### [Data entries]
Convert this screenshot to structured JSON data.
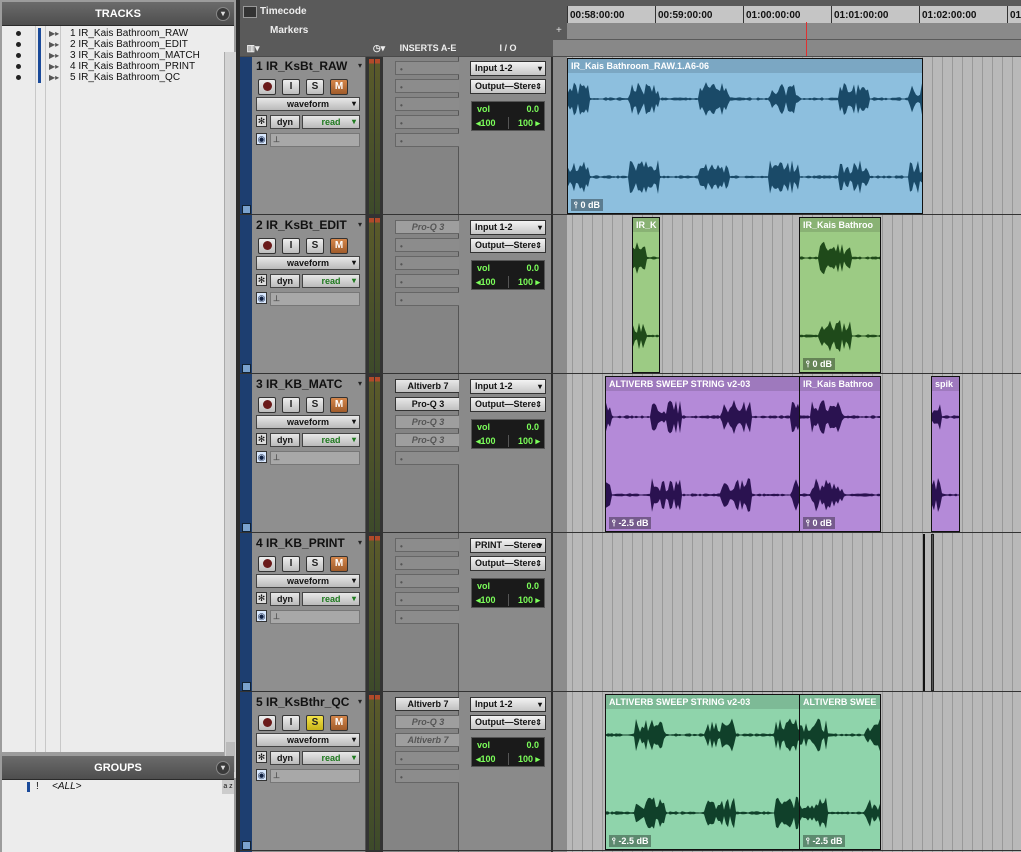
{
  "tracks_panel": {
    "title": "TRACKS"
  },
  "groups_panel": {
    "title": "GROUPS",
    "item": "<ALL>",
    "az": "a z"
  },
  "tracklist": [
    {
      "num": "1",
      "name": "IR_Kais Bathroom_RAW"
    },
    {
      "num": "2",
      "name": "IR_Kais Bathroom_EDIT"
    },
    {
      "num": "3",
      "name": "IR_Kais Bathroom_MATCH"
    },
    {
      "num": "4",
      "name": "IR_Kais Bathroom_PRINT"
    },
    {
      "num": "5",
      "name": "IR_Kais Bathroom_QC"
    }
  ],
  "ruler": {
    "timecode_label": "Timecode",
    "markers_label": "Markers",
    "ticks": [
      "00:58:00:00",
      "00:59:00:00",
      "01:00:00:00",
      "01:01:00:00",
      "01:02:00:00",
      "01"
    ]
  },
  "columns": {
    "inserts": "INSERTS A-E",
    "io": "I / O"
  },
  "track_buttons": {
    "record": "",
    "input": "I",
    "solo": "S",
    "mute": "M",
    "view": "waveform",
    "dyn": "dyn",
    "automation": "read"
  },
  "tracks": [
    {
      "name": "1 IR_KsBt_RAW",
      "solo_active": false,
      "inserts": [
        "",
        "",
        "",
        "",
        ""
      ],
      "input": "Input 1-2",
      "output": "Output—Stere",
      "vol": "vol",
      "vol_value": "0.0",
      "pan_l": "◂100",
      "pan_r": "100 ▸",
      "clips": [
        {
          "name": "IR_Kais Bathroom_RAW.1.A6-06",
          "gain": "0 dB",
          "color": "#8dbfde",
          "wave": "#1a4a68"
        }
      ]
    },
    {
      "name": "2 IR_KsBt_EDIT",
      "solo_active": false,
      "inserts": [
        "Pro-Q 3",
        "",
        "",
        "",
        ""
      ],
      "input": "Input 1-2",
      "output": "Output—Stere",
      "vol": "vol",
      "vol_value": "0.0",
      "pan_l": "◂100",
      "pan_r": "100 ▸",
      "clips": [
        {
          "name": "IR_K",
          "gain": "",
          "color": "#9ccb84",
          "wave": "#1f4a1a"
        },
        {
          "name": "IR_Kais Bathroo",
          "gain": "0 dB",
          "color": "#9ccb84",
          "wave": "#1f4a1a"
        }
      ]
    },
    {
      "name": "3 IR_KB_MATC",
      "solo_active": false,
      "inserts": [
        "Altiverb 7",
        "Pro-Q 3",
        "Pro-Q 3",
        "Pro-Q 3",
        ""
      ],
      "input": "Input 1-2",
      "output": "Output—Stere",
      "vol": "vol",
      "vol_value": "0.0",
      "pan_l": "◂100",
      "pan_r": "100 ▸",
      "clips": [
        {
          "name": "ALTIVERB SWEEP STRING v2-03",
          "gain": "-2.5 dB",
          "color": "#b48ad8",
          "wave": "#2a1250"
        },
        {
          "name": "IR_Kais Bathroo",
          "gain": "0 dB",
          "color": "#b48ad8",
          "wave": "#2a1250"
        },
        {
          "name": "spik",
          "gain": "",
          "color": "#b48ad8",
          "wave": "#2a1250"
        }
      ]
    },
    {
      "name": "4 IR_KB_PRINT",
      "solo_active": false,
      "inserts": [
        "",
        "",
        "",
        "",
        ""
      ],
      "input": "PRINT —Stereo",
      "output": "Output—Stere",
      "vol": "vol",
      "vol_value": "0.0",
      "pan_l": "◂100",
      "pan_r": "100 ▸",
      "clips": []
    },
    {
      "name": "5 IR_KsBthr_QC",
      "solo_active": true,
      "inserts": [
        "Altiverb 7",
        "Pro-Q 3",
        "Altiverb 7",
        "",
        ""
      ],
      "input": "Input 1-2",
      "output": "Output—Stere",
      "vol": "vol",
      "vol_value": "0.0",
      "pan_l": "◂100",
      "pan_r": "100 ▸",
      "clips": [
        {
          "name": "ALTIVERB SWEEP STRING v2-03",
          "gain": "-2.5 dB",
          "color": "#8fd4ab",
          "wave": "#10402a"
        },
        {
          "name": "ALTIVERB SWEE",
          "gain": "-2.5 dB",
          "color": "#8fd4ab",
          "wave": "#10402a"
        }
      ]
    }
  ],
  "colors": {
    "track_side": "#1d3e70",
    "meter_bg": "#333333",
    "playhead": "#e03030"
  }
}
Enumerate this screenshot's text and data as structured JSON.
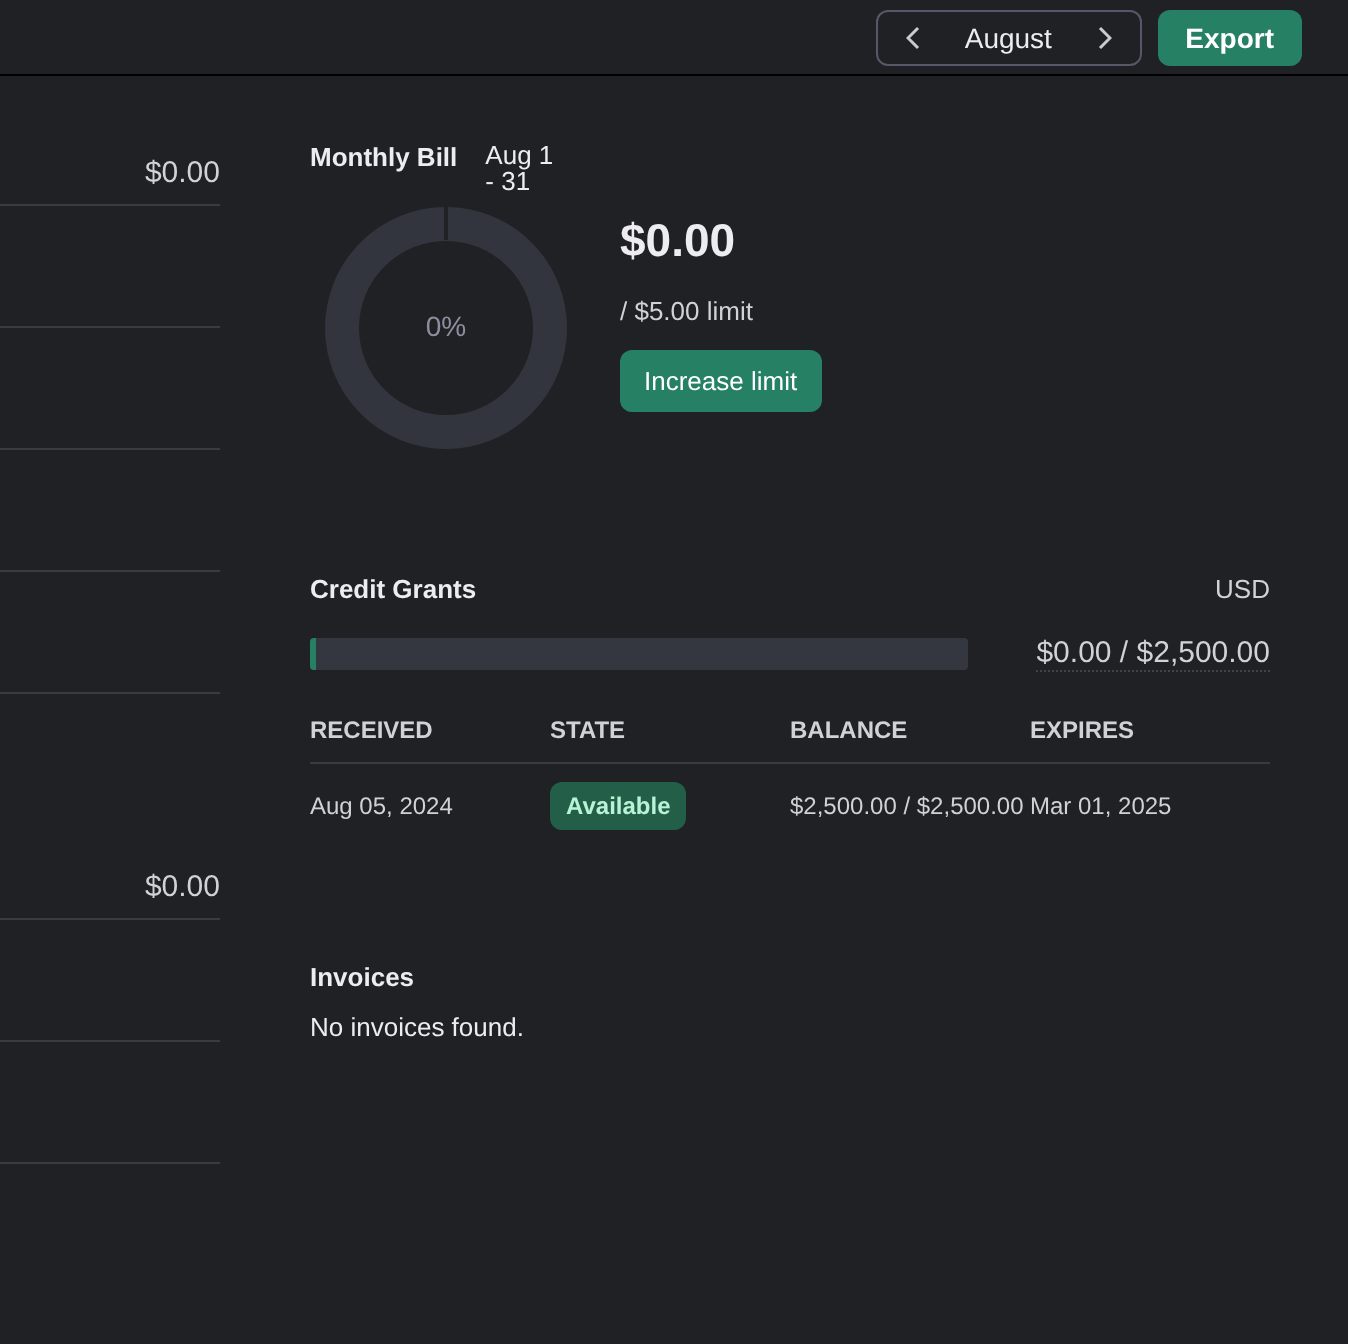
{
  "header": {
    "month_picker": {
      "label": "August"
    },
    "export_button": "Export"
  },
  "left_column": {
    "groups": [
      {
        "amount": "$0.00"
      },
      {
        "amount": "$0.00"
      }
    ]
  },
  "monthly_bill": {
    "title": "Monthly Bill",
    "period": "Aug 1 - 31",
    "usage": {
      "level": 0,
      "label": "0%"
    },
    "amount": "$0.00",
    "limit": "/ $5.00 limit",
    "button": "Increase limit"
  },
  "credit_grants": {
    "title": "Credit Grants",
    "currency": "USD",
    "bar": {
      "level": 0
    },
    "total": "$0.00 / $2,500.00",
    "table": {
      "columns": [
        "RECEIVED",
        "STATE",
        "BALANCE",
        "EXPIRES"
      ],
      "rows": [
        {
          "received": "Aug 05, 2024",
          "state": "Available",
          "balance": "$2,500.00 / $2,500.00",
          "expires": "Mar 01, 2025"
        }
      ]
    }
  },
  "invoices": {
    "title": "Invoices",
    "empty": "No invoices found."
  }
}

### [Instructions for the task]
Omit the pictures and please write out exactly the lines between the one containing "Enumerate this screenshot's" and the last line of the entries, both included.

### [Result of the task]
Enumerate this screenshot's text and data as structured JSON.
{
  "header": {
    "month_picker": {
      "label": "August"
    },
    "export_button": "Export"
  },
  "left_column": {
    "groups": [
      {
        "amount": "$0.00"
      },
      {
        "amount": "$0.00"
      }
    ]
  },
  "monthly_bill": {
    "title": "Monthly Bill",
    "period": "Aug 1 - 31",
    "usage": {
      "level": 0,
      "label": "0%"
    },
    "amount": "$0.00",
    "limit": "/ $5.00 limit",
    "button": "Increase limit"
  },
  "credit_grants": {
    "title": "Credit Grants",
    "currency": "USD",
    "bar": {
      "level": 0
    },
    "total": "$0.00 / $2,500.00",
    "table": {
      "columns": [
        "RECEIVED",
        "STATE",
        "BALANCE",
        "EXPIRES"
      ],
      "rows": [
        {
          "received": "Aug 05, 2024",
          "state": "Available",
          "balance": "$2,500.00 / $2,500.00",
          "expires": "Mar 01, 2025"
        }
      ]
    }
  },
  "invoices": {
    "title": "Invoices",
    "empty": "No invoices found."
  }
}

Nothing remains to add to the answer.